Hypochondriacs are personality types who have a fear of sickness. It can be sickness in general or a specific illness and in severe hypochondriacs, this fear can be debilitating to the extent of interfering with their day to day life, check this great travel vaccinations. If you know a genuine hypochondriac you will understand how difficult it is to interact with them socially, as their lives are consumed by this abiding fear of falling ill. They also feel symptoms which they may or may not actually have and will forever be channelling various doctors for it. Love ‘em or hate ‘em, hypochondriac personalities are a mainstay in our society, so here some tips to dealing with them:
Humour their Idiosyncrasies
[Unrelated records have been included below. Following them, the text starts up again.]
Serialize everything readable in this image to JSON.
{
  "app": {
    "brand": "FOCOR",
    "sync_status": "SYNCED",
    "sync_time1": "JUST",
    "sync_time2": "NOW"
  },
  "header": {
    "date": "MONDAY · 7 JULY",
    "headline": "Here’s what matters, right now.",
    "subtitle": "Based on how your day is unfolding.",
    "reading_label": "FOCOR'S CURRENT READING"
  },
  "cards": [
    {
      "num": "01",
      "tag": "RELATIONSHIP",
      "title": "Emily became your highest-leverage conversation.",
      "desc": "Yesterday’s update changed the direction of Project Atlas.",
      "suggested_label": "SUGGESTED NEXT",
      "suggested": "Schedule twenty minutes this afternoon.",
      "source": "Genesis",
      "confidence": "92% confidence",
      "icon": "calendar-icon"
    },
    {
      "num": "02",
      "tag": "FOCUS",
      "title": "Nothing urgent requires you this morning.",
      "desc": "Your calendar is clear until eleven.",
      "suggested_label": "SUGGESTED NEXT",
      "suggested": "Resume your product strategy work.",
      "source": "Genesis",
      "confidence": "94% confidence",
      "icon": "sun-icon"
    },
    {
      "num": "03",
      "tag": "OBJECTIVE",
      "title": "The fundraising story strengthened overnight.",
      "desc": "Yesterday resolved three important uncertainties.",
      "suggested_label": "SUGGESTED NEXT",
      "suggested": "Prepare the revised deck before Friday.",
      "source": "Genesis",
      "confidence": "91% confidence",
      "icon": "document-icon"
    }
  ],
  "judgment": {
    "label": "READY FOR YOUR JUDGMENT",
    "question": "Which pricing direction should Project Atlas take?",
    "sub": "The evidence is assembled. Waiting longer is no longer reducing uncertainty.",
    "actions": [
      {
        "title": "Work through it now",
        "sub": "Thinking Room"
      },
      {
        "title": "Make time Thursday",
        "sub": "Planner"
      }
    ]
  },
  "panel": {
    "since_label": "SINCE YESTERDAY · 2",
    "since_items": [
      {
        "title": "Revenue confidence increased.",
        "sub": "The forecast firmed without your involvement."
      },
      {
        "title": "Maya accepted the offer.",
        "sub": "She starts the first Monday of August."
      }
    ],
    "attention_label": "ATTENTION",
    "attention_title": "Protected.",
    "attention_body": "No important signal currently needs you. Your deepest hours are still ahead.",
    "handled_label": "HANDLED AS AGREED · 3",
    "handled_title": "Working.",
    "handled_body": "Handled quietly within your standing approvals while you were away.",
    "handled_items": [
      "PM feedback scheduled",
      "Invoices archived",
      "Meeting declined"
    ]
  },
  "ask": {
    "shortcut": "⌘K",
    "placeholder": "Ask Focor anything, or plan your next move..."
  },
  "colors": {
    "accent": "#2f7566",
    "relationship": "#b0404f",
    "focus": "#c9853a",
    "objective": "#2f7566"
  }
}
It may be a bit tiring to listen to their endless discussions and descriptions of every (imagined or real) illness they have or fear to have. But not all hypochondriacs are consumed by this aspect of themselves; in many of them, it only activates in the presence of whatever triggers their ‘illness.’ Therefore your best recourse is to indulge in their worries to the best of your abilities. Don’t encourage them or fan the fire as hypochondriacs can easily jump to the worst case scenario in seconds. Instead, listen to their views, humour them, and offer explanations or empathy to soothe them. Being a hypochondriac is an emotional effect and sufferers therefore understand intellectually that they have nothing to worry about, but are powerless over their reaction.
Indulge Some Harmless Reactions
Hypochondriacs expect others to share in their rather overt reactions to even a small event, such as a scratch on a nail. If you cannot calm them down in any way, indulge their outburst to a limited extent, perhaps by taking them to consult general practitioners who can give a general overview of their health at a much less price than consultants and specialists.
If this is a frequent episode, have some general practitioners who are regulars who can monitor your friend for actual symptoms. In some rare cases, hypochondriacs have been disregarded even through actual symptoms as they have been “crying wolf” before. Such situations can be avoided with proper care.
Get Them Help
In extreme cases, hypochondriac behaviour can lead to obsessive compulsive disorder, especially when indulged too much by doting friends and family or left unregulated and unmediated by reality. In that case, psychiatric help is necessary in order to enable the hypochondriac to live a normal life. Symptoms such as constantly scrubbing their hands with soap, bleaching their surroundings, carrying antiseptics on their person etc. can point to extreme forms of hypochondriac behaviour and can be managed with regular treatment.